- TASK INSTRUCTIONS
Which of the lines below mention the word "hint"? Pull each one out.

- DATA FOR THIS EXERCISE
>>>>
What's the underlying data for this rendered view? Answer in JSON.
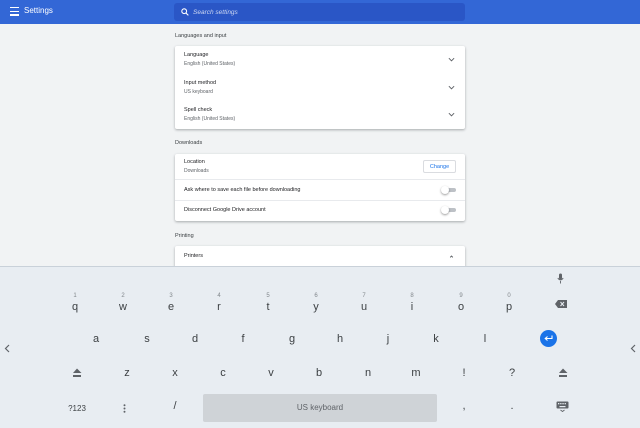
{
  "header": {
    "title": "Settings",
    "search_placeholder": "Search settings"
  },
  "sections": {
    "languages": {
      "title": "Languages and input",
      "rows": [
        {
          "label": "Language",
          "value": "English (United States)"
        },
        {
          "label": "Input method",
          "value": "US keyboard"
        },
        {
          "label": "Spell check",
          "value": "English (United States)"
        }
      ]
    },
    "downloads": {
      "title": "Downloads",
      "location_label": "Location",
      "location_value": "Downloads",
      "change_label": "Change",
      "ask_label": "Ask where to save each file before downloading",
      "disconnect_label": "Disconnect Google Drive account"
    },
    "printing": {
      "title": "Printing",
      "printers_label": "Printers"
    }
  },
  "keyboard": {
    "row1": [
      {
        "hint": "1",
        "ch": "q"
      },
      {
        "hint": "2",
        "ch": "w"
      },
      {
        "hint": "3",
        "ch": "e"
      },
      {
        "hint": "4",
        "ch": "r"
      },
      {
        "hint": "5",
        "ch": "t"
      },
      {
        "hint": "6",
        "ch": "y"
      },
      {
        "hint": "7",
        "ch": "u"
      },
      {
        "hint": "8",
        "ch": "i"
      },
      {
        "hint": "9",
        "ch": "o"
      },
      {
        "hint": "0",
        "ch": "p"
      }
    ],
    "row2": [
      "a",
      "s",
      "d",
      "f",
      "g",
      "h",
      "j",
      "k",
      "l"
    ],
    "row3": [
      "z",
      "x",
      "c",
      "v",
      "b",
      "n",
      "m",
      "!",
      "?"
    ],
    "numbers_key": "?123",
    "slash_key": "/",
    "comma_key": ",",
    "period_key": ".",
    "space_label": "US keyboard"
  },
  "colors": {
    "header": "#3367d6",
    "accent": "#1a73e8",
    "keyboard_bg": "#e8edf2"
  }
}
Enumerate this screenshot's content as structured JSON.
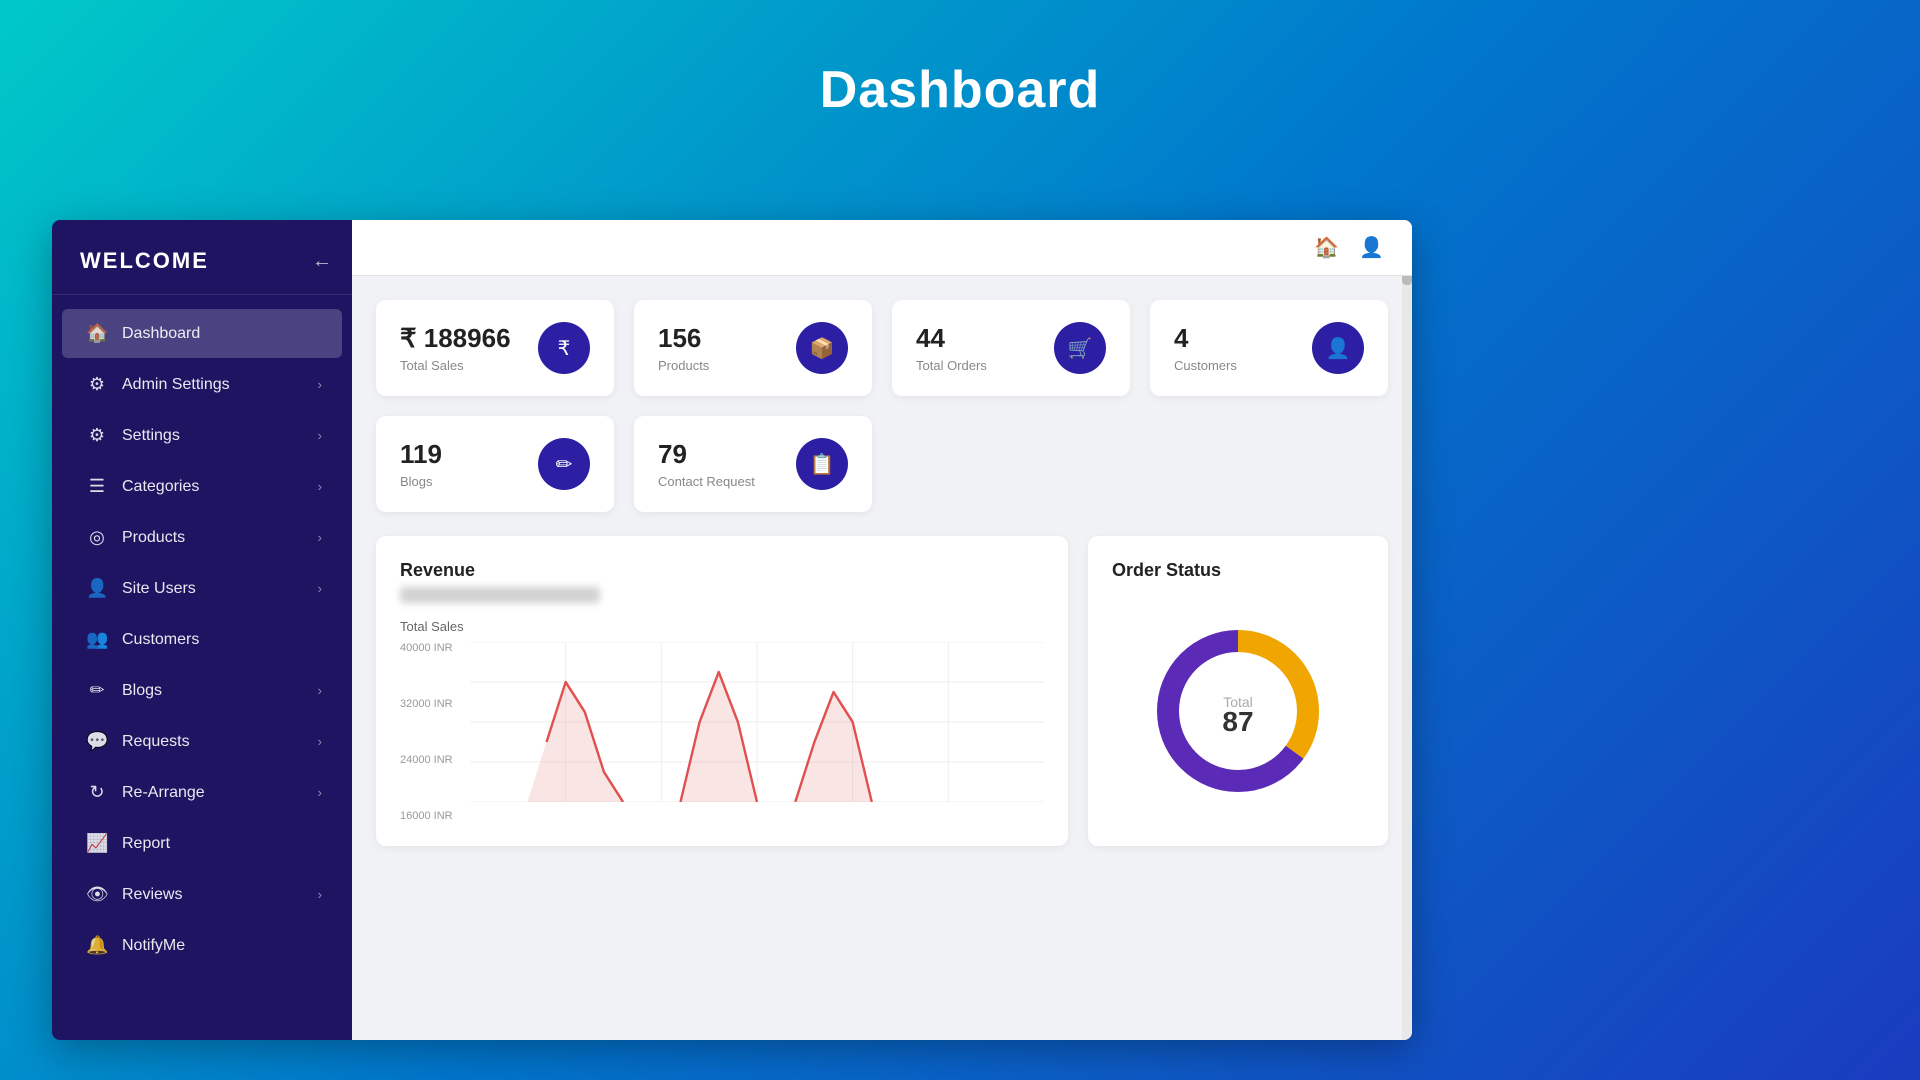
{
  "page": {
    "title": "Dashboard",
    "background": "linear-gradient(135deg, #00c9c8 0%, #0077cc 50%, #1a3bbf 100%)"
  },
  "sidebar": {
    "brand": "WELCOME",
    "back_icon": "←",
    "items": [
      {
        "id": "dashboard",
        "label": "Dashboard",
        "icon": "🏠",
        "active": true,
        "has_arrow": false
      },
      {
        "id": "admin-settings",
        "label": "Admin Settings",
        "icon": "⚙",
        "active": false,
        "has_arrow": true
      },
      {
        "id": "settings",
        "label": "Settings",
        "icon": "⚙",
        "active": false,
        "has_arrow": true
      },
      {
        "id": "categories",
        "label": "Categories",
        "icon": "☰",
        "active": false,
        "has_arrow": true
      },
      {
        "id": "products",
        "label": "Products",
        "icon": "◎",
        "active": false,
        "has_arrow": true
      },
      {
        "id": "site-users",
        "label": "Site Users",
        "icon": "👤",
        "active": false,
        "has_arrow": true
      },
      {
        "id": "customers",
        "label": "Customers",
        "icon": "👥",
        "active": false,
        "has_arrow": false
      },
      {
        "id": "blogs",
        "label": "Blogs",
        "icon": "✏",
        "active": false,
        "has_arrow": true
      },
      {
        "id": "requests",
        "label": "Requests",
        "icon": "💬",
        "active": false,
        "has_arrow": true
      },
      {
        "id": "re-arrange",
        "label": "Re-Arrange",
        "icon": "↻",
        "active": false,
        "has_arrow": true
      },
      {
        "id": "report",
        "label": "Report",
        "icon": "📈",
        "active": false,
        "has_arrow": false
      },
      {
        "id": "reviews",
        "label": "Reviews",
        "icon": "👁",
        "active": false,
        "has_arrow": true
      },
      {
        "id": "notifyme",
        "label": "NotifyMe",
        "icon": "🔔",
        "active": false,
        "has_arrow": false
      }
    ]
  },
  "topbar": {
    "home_icon": "🏠",
    "user_icon": "👤"
  },
  "stat_cards_row1": [
    {
      "id": "total-sales",
      "value": "₹ 188966",
      "label": "Total Sales",
      "icon": "₹",
      "icon_color": "#2d1fa3"
    },
    {
      "id": "products",
      "value": "156",
      "label": "Products",
      "icon": "📦",
      "icon_color": "#2d1fa3"
    },
    {
      "id": "total-orders",
      "value": "44",
      "label": "Total Orders",
      "icon": "🛒",
      "icon_color": "#2d1fa3"
    },
    {
      "id": "customers",
      "value": "4",
      "label": "Customers",
      "icon": "👤",
      "icon_color": "#2d1fa3"
    }
  ],
  "stat_cards_row2": [
    {
      "id": "blogs",
      "value": "119",
      "label": "Blogs",
      "icon": "✏",
      "icon_color": "#2d1fa3"
    },
    {
      "id": "contact-request",
      "value": "79",
      "label": "Contact Request",
      "icon": "📋",
      "icon_color": "#2d1fa3"
    }
  ],
  "revenue": {
    "title": "Revenue",
    "sub_label": "Total Sales",
    "y_axis": [
      "40000 INR",
      "32000 INR",
      "24000 INR",
      "16000 INR"
    ],
    "blur_bar_placeholder": "blurred value"
  },
  "order_status": {
    "title": "Order Status",
    "total_label": "Total",
    "total_value": "87",
    "donut": {
      "purple_percent": 65,
      "orange_percent": 35,
      "purple_color": "#5b2bb7",
      "orange_color": "#f0a500"
    }
  }
}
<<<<
- THE COMPLETED TASK
        "hint": "1",
        "hint": "2",
        "hint": "3",
        "hint": "4",
        "hint": "5",
        "hint": "6",
        "hint": "7",
        "hint": "8",
        "hint": "9",
        "hint": "0",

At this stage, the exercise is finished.